  5. Astronomical or sensor use for outdoor lighting
  6. Lighting Power density (LPD) watts per square ft.
  7. 'Trading' of power possible between different electrical loads.

New power requirements include maximum voltage drop and contractor provision of documentation, service, and operation/maintenance manuals. Contractors who are ready to install these occupancy sensors and implement these strategies will have an advantage over the competition.

HVAC and control systems are also included in these new requirements. Some of these are:

  1. Some traditional types of economizer control sequences are now banned.
  2. The use of reheat for humidity control is severely restricted. 
  3. Dual setpoint thermostats are mandated.
  4. Control systems with optimum start capability are encouraged.
  5. HVAC system balancing parameters are mandated.
  6. On/off time controls are required
  7. Required equipment efficiency levels are listed
  8. Building zoning requirements are given
  9. Demand control ventilation for IAQ purposes is given
  10. Insulation requirements are listed
  11. Documentation and Operation/Maintenance documentation is required
  12. No simultaneous htg and cooling is permitted
  13. The use of 2 pipe and 3 pipe systems are dramatically reduced and changed.

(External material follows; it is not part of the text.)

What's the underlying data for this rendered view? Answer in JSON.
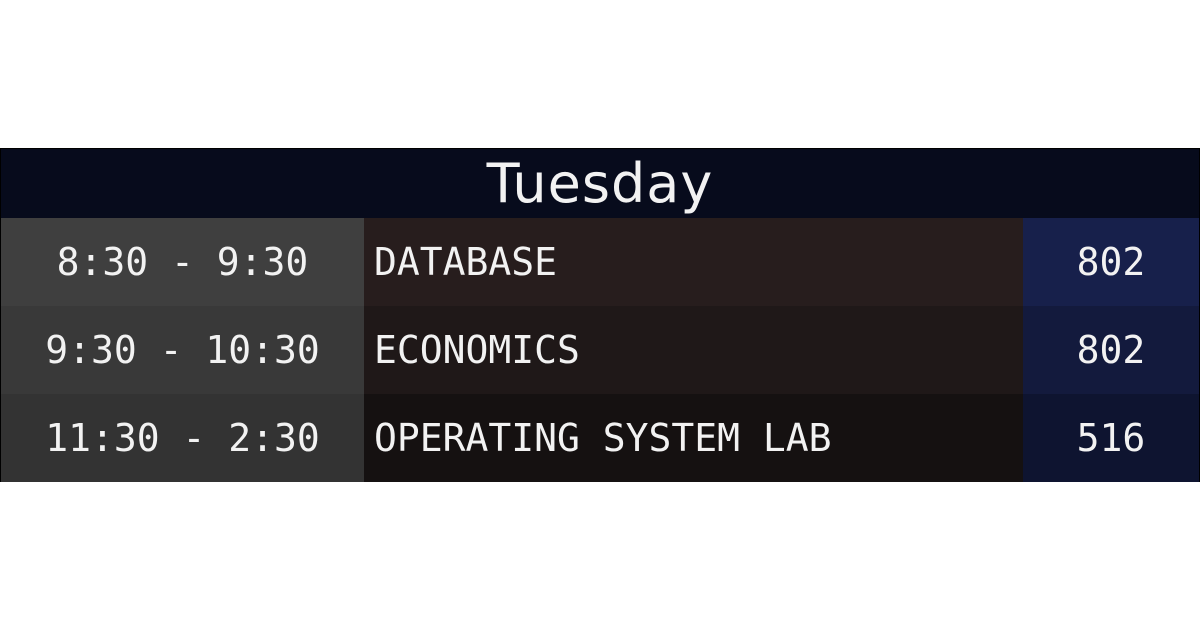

Note: HVAC mechanical contracting firms who understand these new concepts and opportunities will be able to propose retrofits to existing mechanical systems to ensure compliance with the new standard. Examples would be eliminating existing economizer strategies and implementing demand control ventilation. Also, firms that are able to provide documentation and training services will be at a competitive advantage.

How to prepare

First, familiarize yourself and your personnel with the new standards in detail.

Second, assess your capabilities to meet these new standards. This would include the performance of your staff, the products you represent and use, and your experience in meeting the previous standards.

Third, update your sales and technical staff and start looking for opportunities to meet this standard with the higher level of skill and service it requires. Schedule sales calls with existing clients to introduce the new standard. For clients, it should be more than a regulation – it should be an opportunity for more efficient operations, eventual operational savings, and a safer, healthier environment for their occupants.